AB - Background: Declarative memory deficits are common in untreated adults with attention-deficit hyperactivity disorder (ADHD), but limited evidence exists to support improvement after treatment with methylphenidate. The objective of this study was to examine the effects of methylphenidate on memory functioning of adults with ADHD. Methods: Eighteen adults with ADHD who were clinical responders to methylphenidate participated in this randomized crossover trial. After 3 days of no treatment, patients received in random order either their usual methylphenidate dose (mean: 14.7 mg; range: 10-30 mg) or placebo, separated by a 6-7-day washout period. Patients performed an immediate word recall test 1 h after treatment administration. Three hours after intake, patients performed the second part of the memory test (delayed word recall and a recognition test). Results: Delayed recognition and immediate recall was similar on treatment and on placebo. Delayed word recall was significantly better in the methylphenidate than in the placebo condition (F 1, 17∈=∈7.0, p∈<∈0.017). A significant correlation was found between prestudy CES-D depression scores and difference scores on delayed recall (r∈=∈0.602, p∈<∈0.008). Conclusion: Methylphenidate improves declarative memory functioning in patients with ADHD. New studies should further examine whether subclinical depressive symptoms mediate the effect of methylphenidate on declarative memory. © 2010 The Author(s).

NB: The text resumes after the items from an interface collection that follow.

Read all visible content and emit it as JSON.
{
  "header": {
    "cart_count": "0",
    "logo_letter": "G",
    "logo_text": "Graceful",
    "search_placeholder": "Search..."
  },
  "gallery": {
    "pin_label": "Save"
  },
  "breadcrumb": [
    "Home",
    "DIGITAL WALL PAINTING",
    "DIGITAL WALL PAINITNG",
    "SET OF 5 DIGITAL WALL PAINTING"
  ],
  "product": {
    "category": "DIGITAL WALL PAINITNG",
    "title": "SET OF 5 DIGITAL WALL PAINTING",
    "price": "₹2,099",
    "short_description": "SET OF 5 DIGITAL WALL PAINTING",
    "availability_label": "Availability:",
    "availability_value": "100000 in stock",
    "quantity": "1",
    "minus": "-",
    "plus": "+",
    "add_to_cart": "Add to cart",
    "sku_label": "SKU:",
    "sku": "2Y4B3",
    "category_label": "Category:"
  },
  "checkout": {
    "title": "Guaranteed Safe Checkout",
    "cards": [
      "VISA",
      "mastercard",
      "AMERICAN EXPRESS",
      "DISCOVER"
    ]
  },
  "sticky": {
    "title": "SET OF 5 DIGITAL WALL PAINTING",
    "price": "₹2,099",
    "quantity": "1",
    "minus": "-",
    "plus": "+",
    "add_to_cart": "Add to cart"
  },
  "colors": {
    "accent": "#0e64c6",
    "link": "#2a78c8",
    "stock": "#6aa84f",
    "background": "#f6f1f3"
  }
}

UR - https://www.scopus.com/inward/record.uri?partnerID=HzOxMe3b&scp=77957376765&origin=inward

UR - https://www.ncbi.nlm.nih.gov/pubmed/20645078

U2 - 10.1007/s00213-010-1952-2

DO - 10.1007/s00213-010-1952-2

M3 - Article

VL - 212

SP - 277

EP - 281

JO - Psychopharmacology

JF - Psychopharmacology

SN - 0033-3158

IS - 2

ER -